“Doctors have told me that it would be easier to drive my race car than to drive a regular car that requires me to turn my head and watch for traffic, trying to merge. One area where I got a little lucky — I didn’t really lose any of my reaction. I can still grab a practice tree and whoop ass, no problem. My legs and feet can move just as quickly as they ever did. If I really want to rub salt in the wound, I’ll say I know there are certain drivers in my peer group that I’m pretty sure I can still keep up with. The God’s honest truth is [getting back in the car is] a demon I would like to conquer. But at the same time I really do enjoy tuning as much or more than I do driving. When I go tune for somebody and they run a career best or qualify number one and win races, it’s a big thrill.
“My ability to win and do well tuning far supasses my record of driving and tuning and doing it all myself. I think it just has to do with when you’re doing it all yourself and you get up early and go to bed late and you’re doing all the work in between rounds. You drove yourself there, you fund the deal, you’re strapped in on the starting line thinking about making a last minute change, there’s just too much. But at the same time it’s a challenge and I have a hard time not accepting it.”
Really the best long term goal for me is to get as normal as I can. Some people may laugh and say normal for me will be a real challenge.

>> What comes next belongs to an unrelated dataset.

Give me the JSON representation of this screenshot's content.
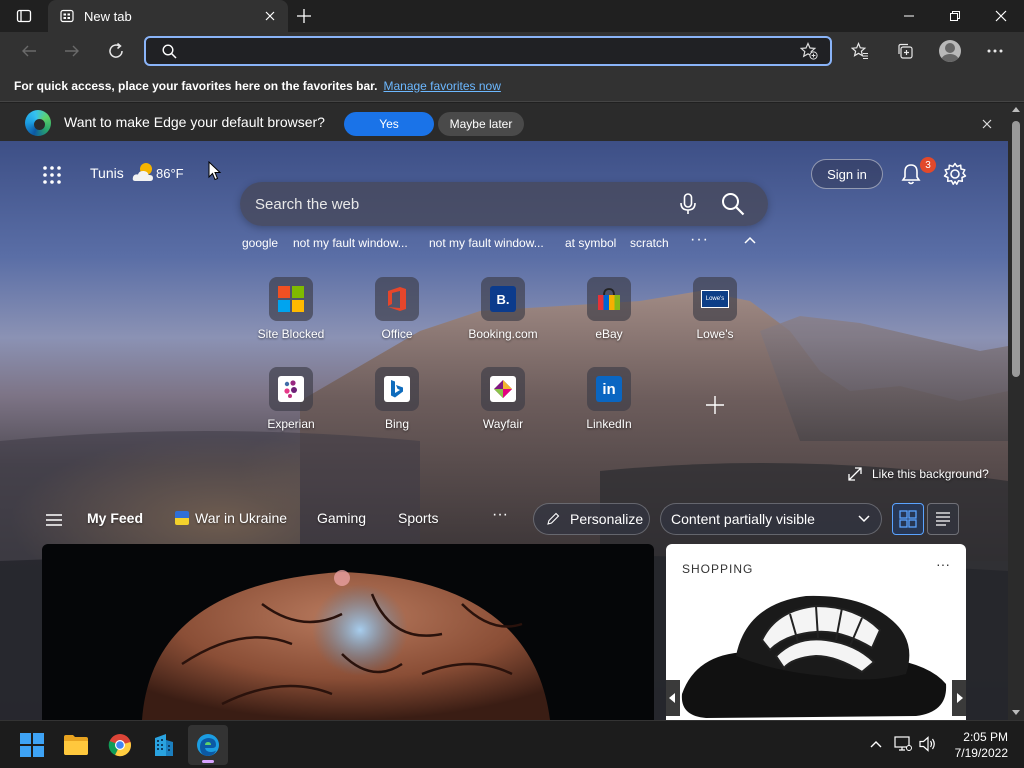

“Right now I’m focusing on business,” Aronson emphasized. “I’m trying to ramp up some of our clutch stuff so we’re looking at Black Magic Clutches a lot more. We’re also doing the same thing with Hot Rod Power Source. I realized over the last few months how much time I used to devote to my race car. Of course, on top of trying to get more mobile and self sufficient, my focus is really to get business as strong as it can be so that if the time comes — and when the time comes — I’ll be able to get in the car. Or, if I’m just tuning it or whatever the story may be, that I’ll be in a position that is the most financially responsible and the most responsible toward my own health.
There was a really large burden placed on Tinzy and my dad. I was always the one that took care of everybody else. My goal is to get back to handling those ventures before moving forward.
“Really the best long term goal for me is to get as normal as I can. Some people may laugh and say normal for me will be a real challenge.”